It’s future comics. A versatile blend of traditional, paneled comic storytelling, straight prose, and blended images with text—not quite illustration, not an infographic, just that Lucy Knisley sweet spot. It’s encyclopedic, recognizing with the tools of academia the importance of one mom’s life.

There is a comfort in the art, a purpose to that comfort. Burell’s indie style is perfect for a biography of a loved one, drawn by hand because the story matters enough for a person to craft it. Feeling like someone drew this is an eye-brain connection that works like a voice tells you a story. The purposeful exclusion of details to suit iconic emotions to the maximum reminds me strongly of radical stencil artists like Peter Kuper.

Love the mouths. The hands are exquisite, powerful and perfect. Katrin de Vries sensibilities and I am utterly here for it. The framing of the bodies, the throw of shoulders conveys energy and presence beaten down into a static image with the tip of a pen. We Served the People makes a movie moment out of mom checking her watch.

Give Emei Burell ten lines and she will give you a look of determination you will still be able to see after you turn the page.

It is also a somber book. Something that, for all its hope, has no shortage of tragedy. I always took the rustic ideal for a deep appreciation of making the most out of the least. Nature does so much with so little. But the “rusticated” students being taken to sap trees on the other side of the country, the deafening miasma of parents as the train leaves the station, Burell makes it transparent that even the most causal austerity was still criminal. The circumstances strongly feel like the terror America set upon its “backyard,” running wild with Nazis and despots.

Yuan’s uncompromising drive to speak the truth is essential, but it is bleak. There were men in power above her, over her. Some men were good, some were not. But for the first decades of her life, there was a limit on Yuan’s agency she had no control over whatsoever.

We Served the People is about her strength despite it all.
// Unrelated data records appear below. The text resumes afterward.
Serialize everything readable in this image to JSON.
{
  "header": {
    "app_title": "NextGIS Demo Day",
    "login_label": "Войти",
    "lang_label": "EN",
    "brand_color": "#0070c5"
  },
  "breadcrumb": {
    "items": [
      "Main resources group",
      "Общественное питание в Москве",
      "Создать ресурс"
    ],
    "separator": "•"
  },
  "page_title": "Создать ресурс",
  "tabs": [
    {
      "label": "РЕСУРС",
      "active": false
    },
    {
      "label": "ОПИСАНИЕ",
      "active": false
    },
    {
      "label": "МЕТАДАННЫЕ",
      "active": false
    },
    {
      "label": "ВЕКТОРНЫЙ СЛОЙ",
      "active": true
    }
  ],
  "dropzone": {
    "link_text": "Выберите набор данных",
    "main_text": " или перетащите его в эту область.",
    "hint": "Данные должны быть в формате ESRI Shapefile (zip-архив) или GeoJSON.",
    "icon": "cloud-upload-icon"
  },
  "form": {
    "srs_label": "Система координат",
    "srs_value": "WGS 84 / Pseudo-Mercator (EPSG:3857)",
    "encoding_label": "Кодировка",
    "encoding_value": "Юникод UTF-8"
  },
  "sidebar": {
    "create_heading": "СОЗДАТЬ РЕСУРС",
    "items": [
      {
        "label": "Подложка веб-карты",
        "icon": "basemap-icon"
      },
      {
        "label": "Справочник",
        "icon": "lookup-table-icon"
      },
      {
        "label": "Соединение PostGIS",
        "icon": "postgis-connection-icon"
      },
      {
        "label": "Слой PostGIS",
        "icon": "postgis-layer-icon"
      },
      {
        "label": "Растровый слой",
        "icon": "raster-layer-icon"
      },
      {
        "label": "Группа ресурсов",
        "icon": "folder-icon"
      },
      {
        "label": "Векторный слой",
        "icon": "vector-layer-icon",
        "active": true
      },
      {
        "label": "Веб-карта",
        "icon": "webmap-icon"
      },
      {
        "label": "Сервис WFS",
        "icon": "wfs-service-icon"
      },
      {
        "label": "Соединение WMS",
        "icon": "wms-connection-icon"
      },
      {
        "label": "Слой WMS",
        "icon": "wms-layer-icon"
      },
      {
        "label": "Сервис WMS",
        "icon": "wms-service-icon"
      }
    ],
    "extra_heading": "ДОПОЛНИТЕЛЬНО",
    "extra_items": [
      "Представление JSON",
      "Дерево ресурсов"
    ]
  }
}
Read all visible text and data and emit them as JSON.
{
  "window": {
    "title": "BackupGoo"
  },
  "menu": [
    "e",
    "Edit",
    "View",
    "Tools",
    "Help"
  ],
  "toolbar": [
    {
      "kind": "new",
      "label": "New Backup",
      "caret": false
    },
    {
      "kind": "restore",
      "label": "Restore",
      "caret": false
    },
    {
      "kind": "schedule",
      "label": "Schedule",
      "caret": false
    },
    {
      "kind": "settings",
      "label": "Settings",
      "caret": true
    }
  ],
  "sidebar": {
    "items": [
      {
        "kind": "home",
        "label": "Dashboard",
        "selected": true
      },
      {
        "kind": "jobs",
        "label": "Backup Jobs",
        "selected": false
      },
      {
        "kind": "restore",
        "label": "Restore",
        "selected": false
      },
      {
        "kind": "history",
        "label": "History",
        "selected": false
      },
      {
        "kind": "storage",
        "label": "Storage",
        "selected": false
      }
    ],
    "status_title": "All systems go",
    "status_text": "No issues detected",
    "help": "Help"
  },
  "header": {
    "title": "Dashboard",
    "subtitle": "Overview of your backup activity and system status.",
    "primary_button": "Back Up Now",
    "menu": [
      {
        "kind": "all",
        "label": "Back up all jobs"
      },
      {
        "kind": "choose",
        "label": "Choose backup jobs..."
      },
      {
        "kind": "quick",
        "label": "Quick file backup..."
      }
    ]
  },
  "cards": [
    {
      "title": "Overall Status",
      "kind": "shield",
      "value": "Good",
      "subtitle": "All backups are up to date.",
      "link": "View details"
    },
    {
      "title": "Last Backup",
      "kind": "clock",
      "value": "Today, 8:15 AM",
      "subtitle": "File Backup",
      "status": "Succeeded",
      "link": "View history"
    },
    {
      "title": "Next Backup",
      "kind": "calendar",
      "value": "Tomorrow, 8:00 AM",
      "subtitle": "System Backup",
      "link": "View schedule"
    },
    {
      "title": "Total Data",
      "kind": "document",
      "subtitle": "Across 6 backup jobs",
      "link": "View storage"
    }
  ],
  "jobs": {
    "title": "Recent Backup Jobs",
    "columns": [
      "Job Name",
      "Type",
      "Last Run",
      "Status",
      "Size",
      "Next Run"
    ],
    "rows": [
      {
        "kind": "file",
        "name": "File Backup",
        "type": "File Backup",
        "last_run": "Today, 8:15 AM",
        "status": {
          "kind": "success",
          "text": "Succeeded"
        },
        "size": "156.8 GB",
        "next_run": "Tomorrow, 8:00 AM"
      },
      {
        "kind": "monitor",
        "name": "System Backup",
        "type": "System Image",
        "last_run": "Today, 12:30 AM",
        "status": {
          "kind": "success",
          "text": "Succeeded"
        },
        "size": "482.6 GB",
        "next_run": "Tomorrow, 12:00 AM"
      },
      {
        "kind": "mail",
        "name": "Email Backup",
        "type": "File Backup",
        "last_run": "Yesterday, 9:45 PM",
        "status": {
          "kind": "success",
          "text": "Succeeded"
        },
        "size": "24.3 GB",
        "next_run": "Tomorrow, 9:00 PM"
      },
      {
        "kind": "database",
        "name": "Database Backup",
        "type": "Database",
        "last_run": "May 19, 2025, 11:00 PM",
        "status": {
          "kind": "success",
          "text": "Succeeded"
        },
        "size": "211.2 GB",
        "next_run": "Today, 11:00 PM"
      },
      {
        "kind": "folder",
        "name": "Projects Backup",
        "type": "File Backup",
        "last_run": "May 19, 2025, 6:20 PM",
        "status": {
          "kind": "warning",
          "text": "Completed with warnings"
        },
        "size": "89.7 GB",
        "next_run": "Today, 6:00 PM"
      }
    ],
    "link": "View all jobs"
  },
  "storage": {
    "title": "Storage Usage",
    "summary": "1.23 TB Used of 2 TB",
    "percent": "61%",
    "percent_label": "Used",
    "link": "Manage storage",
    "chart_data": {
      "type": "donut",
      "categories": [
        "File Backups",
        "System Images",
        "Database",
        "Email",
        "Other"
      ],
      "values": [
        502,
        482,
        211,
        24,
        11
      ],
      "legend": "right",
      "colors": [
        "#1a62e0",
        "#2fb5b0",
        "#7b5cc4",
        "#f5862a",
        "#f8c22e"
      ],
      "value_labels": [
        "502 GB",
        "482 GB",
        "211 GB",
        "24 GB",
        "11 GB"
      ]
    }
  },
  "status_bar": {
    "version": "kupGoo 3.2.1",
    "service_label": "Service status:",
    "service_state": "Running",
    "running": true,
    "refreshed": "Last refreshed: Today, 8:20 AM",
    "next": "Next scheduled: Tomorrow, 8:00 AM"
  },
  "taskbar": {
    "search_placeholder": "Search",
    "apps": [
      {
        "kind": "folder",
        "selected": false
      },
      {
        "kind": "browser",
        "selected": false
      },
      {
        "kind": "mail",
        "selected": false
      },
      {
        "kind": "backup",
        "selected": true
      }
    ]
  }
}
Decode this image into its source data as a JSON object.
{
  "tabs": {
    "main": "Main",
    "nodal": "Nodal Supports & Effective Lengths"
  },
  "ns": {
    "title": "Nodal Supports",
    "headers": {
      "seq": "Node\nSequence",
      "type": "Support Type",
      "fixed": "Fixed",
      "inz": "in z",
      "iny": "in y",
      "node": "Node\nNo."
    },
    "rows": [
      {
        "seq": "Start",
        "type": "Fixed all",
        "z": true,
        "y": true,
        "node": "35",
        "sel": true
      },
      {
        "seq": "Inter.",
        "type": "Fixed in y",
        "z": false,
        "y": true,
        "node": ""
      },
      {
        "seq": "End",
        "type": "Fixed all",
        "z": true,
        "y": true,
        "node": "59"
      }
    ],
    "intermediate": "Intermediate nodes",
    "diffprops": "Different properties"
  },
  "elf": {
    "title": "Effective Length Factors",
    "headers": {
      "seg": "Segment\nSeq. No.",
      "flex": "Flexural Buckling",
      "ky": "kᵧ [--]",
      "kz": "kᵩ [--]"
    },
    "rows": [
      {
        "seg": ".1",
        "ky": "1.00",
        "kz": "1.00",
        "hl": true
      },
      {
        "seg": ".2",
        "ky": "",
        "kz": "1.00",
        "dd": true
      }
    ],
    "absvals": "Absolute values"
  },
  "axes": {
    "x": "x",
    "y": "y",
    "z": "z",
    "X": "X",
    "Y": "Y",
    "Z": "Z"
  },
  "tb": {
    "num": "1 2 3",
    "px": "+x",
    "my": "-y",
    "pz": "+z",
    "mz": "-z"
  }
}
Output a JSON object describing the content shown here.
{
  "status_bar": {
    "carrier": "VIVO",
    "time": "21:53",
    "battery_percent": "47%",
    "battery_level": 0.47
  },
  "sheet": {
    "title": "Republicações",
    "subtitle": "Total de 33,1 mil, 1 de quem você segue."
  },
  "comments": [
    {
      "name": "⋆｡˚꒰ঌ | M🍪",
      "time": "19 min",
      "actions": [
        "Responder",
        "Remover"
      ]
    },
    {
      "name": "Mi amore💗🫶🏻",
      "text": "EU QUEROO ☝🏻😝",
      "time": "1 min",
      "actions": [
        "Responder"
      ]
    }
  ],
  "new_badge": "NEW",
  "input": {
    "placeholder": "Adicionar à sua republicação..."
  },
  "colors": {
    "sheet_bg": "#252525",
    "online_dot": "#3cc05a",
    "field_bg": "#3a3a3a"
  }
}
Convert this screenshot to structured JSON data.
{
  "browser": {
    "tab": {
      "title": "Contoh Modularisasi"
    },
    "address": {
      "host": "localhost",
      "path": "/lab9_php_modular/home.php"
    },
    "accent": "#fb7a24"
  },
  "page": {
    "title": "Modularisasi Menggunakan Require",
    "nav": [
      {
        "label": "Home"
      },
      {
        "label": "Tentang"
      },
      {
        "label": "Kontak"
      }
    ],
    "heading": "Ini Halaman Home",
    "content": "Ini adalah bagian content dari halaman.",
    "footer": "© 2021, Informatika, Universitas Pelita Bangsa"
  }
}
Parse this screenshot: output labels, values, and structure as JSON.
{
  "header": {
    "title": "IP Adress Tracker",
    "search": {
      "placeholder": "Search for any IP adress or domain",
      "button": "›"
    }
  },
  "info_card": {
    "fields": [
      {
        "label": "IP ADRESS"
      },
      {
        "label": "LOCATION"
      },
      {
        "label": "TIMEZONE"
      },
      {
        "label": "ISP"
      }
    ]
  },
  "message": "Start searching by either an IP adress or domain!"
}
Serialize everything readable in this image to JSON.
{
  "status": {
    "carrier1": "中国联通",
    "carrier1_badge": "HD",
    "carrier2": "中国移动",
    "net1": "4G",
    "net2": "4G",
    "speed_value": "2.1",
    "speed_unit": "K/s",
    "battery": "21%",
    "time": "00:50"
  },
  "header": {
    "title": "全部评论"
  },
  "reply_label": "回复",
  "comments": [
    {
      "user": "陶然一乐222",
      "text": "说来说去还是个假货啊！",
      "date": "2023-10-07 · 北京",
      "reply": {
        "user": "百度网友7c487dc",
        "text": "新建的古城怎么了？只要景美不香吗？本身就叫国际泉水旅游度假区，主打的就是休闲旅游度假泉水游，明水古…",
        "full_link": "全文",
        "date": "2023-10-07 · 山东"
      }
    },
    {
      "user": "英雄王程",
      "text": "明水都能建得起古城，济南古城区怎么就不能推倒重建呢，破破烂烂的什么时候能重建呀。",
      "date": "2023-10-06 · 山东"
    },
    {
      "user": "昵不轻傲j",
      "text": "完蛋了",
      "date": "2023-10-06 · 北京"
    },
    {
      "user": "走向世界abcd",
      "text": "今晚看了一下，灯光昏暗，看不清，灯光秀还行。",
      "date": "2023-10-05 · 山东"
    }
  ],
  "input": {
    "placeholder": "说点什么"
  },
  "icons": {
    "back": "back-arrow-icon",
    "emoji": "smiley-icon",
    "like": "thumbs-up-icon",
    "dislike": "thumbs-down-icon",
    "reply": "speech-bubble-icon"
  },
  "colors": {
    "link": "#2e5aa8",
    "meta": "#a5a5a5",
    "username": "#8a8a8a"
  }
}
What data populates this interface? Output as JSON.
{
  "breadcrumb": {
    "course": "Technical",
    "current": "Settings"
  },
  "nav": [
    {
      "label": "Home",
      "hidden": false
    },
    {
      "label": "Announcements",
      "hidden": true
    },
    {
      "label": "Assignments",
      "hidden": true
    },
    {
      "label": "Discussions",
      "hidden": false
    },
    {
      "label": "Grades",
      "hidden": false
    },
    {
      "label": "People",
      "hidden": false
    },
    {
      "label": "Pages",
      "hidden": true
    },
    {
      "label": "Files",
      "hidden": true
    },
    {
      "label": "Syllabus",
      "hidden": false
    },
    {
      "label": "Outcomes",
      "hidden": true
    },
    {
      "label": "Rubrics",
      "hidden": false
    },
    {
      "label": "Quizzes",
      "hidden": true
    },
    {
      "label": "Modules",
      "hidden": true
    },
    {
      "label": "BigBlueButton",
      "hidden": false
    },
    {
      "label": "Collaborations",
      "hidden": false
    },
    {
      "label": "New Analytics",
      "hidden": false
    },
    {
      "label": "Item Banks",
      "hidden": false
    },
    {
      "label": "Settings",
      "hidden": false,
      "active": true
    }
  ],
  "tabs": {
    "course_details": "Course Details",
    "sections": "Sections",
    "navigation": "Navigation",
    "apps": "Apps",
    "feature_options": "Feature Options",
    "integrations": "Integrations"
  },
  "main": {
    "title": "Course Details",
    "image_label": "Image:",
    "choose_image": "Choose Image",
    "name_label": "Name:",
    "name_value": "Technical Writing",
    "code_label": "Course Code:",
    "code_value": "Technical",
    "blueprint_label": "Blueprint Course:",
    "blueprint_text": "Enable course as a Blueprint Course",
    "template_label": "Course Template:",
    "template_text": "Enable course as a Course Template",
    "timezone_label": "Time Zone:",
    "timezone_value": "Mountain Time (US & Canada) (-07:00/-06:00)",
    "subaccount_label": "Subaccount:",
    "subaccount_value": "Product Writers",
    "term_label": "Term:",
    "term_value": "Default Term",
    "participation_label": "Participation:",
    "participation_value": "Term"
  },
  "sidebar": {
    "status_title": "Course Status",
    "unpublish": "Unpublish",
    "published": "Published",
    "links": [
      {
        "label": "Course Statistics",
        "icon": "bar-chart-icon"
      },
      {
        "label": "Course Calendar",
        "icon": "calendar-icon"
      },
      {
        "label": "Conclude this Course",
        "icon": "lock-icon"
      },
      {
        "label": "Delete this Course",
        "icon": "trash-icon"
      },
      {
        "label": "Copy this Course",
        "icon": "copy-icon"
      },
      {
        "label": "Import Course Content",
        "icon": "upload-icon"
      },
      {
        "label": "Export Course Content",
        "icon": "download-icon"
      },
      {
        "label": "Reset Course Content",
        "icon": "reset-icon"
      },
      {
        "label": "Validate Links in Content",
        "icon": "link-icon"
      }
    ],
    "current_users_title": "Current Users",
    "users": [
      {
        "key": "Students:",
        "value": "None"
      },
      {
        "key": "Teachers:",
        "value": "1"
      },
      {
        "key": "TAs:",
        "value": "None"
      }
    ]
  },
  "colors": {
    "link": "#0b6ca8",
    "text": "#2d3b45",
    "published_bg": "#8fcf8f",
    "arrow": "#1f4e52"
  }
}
The triumphs of Yuan’s life. Emei’s love for her mom is so strong that it permeates the page, the reader. How could you not look up to this amazing woman? Despite the list of men trying to keep Yuan from success, she surpassed them all and liberated herself.

BOOM! Studios / Archaia / $24.99

Written by Emei Burell.

Illustrated by Emei Burell.

Lettered by Emei Burell.

‘We Served the People’ is available now.

Enjoy this 11-page preview of ‘We Served the People’, courtesy of Archaia, an imprint of BOOM! Studios:

More Required Reading…

Crime ain’t pretty and neither is ‘Bog Bodies’, an essential bit of comics from Image

‘Sláine: The Horned God’ a surrealist pulp saga that never fails to shred

‘Bowie: Stardust, Rayguns and Moonage Daydreams’ an illuminated glam rock grimoire